There are two types of key events that pygame is designed to handle.  The first kind,  illustrated in the for loop above, are key events that happen once per key press.  If you’re trying to figure out which to use, ask this question: “What should happen if the player holds the key down?”  If the answer depends on how long the player holds the key, then you want the second kind.  In the Starter Game,  pressing the q key quits the game.   But holding down the ‘m’ key moves the paddle to the right (we’ll discuss motion next), and the paddle will continue to move right as long as the ‘m’ key is depressed.

You can look  up more key codes here.  Note that many of these key codes are in all caps.
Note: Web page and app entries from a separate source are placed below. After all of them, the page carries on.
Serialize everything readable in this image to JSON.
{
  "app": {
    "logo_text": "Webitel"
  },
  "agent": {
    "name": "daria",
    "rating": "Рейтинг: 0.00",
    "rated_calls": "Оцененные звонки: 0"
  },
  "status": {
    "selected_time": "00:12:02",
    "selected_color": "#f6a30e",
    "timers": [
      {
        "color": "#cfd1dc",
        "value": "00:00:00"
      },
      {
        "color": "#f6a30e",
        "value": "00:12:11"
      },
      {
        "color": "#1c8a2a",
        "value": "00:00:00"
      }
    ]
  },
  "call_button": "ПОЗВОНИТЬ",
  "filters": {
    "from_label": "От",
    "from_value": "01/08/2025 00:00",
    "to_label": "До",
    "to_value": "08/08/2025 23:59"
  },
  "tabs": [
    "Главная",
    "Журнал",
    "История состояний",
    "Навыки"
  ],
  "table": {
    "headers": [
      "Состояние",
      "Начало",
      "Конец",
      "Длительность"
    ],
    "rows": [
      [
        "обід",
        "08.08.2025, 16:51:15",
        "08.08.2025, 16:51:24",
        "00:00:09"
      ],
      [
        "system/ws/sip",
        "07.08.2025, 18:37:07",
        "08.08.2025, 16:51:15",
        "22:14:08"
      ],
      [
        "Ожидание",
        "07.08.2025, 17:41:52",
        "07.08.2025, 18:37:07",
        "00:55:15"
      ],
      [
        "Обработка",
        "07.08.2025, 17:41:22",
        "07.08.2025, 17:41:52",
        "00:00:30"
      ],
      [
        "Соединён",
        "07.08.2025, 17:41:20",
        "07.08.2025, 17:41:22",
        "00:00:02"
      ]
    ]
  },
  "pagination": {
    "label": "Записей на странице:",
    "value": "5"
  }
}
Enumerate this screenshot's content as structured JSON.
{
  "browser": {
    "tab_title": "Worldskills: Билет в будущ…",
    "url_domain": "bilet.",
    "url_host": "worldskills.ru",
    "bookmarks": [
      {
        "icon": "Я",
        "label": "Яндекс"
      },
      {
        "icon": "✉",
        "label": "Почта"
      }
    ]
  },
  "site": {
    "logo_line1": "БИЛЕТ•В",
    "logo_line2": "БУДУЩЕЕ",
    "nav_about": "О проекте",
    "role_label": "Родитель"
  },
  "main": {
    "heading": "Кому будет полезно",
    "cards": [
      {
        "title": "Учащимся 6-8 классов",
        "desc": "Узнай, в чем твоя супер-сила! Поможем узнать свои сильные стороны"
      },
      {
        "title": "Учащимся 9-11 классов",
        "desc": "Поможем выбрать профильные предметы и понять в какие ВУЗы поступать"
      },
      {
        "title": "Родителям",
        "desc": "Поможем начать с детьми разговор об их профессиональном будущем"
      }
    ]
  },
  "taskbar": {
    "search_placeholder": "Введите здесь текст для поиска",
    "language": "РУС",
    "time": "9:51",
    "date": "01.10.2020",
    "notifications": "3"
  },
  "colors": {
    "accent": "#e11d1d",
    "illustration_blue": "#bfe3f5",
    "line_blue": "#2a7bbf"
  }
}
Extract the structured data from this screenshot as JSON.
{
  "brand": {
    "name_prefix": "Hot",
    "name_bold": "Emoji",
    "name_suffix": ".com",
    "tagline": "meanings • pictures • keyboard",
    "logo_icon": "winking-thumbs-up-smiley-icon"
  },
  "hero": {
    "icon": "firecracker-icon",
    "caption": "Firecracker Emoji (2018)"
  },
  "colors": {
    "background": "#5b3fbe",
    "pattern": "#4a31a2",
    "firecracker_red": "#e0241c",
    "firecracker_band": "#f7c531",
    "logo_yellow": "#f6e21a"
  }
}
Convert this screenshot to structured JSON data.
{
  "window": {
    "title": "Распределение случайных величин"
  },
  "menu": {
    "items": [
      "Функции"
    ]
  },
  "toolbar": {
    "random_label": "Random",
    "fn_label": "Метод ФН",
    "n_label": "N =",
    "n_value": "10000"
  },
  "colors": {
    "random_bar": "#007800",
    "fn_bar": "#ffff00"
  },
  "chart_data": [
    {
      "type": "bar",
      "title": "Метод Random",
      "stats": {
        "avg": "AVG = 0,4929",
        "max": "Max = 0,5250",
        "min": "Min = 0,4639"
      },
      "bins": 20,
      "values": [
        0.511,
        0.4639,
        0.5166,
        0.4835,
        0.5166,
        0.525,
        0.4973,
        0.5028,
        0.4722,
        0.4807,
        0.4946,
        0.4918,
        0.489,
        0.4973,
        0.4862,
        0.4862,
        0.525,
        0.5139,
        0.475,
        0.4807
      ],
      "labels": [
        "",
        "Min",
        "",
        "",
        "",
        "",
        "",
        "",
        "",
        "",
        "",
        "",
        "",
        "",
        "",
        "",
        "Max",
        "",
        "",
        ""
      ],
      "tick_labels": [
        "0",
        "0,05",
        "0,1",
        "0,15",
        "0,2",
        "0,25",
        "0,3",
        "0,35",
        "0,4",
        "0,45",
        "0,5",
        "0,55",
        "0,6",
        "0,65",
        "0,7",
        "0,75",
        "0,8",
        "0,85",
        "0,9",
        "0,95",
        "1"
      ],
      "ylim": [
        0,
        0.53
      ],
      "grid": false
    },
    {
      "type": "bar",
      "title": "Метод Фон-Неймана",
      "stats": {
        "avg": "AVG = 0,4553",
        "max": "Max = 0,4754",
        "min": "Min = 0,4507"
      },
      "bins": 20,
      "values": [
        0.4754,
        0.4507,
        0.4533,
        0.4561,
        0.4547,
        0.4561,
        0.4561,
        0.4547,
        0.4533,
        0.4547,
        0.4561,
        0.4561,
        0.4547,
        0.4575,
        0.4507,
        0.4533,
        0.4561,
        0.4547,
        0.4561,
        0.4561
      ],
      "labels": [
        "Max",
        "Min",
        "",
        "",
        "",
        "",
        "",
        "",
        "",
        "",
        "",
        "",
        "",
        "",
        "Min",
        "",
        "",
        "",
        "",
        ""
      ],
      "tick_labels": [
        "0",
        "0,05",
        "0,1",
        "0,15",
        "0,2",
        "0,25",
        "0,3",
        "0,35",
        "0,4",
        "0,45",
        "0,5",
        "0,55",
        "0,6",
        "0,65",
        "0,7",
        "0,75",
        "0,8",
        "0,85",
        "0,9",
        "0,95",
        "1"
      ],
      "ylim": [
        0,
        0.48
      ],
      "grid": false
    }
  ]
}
To make an object move, we need to change its position.  If we change it a lot in a single frame, it will just appear to jump from one place to another.  If we move it just a little, but do so over and over and over in successive frames, the object will appear to move smoothly from one place to another.

Game Loop: Motion
Game Loop: Motion

Here we’re adding 10 to the x and y positions of the ball each frame.  This makes the ball move down and to the right.  But in order to make it bounce, we’ll have to use a variable instead of just the number 10.

There is no collision handling yet.  We’ll add that in a later part of this tutorial.


Game Loop: Drawing
Game Loop: Drawing

Here is where we draw the paddle and ball on the screen.  Drawing always begins by filling the screen with a solid color (in this case black).  Drawing always ends with the command pygame.display.flip(), which puts our completed drawing on the screen for the player to see.

In between we draw an ellipse for the ball (its a circle, but you might remember that a circle is a special case of an ellipse) and a rectangle for the paddle.  Later you’ll learn how to use images in your games, but for now we’ll stick  to rectangles and ellipses.

Even though we’re drawing an ellipse for the ball, we use a rectangle to define its position.  The ellipse of the ball is the one that fits exactly inside the rectangle.


Change the program so that the paddle moves with both the left and right arrow keys (or some combination of your  choice).  Do this before going on to the next part of  the tutorial.

Pygame Tutorial Part 2:  Bouncing Ball

[/et_pb_text][/et_pb_column][et_pb_column type=”1_3″][et_pb_sidebar admin_label=”Sidebar” orientation=”left” area=”et_pb_widget_area_8″ background_layout=”light” /][/et_pb_column][/et_pb_row][/et_pb_section]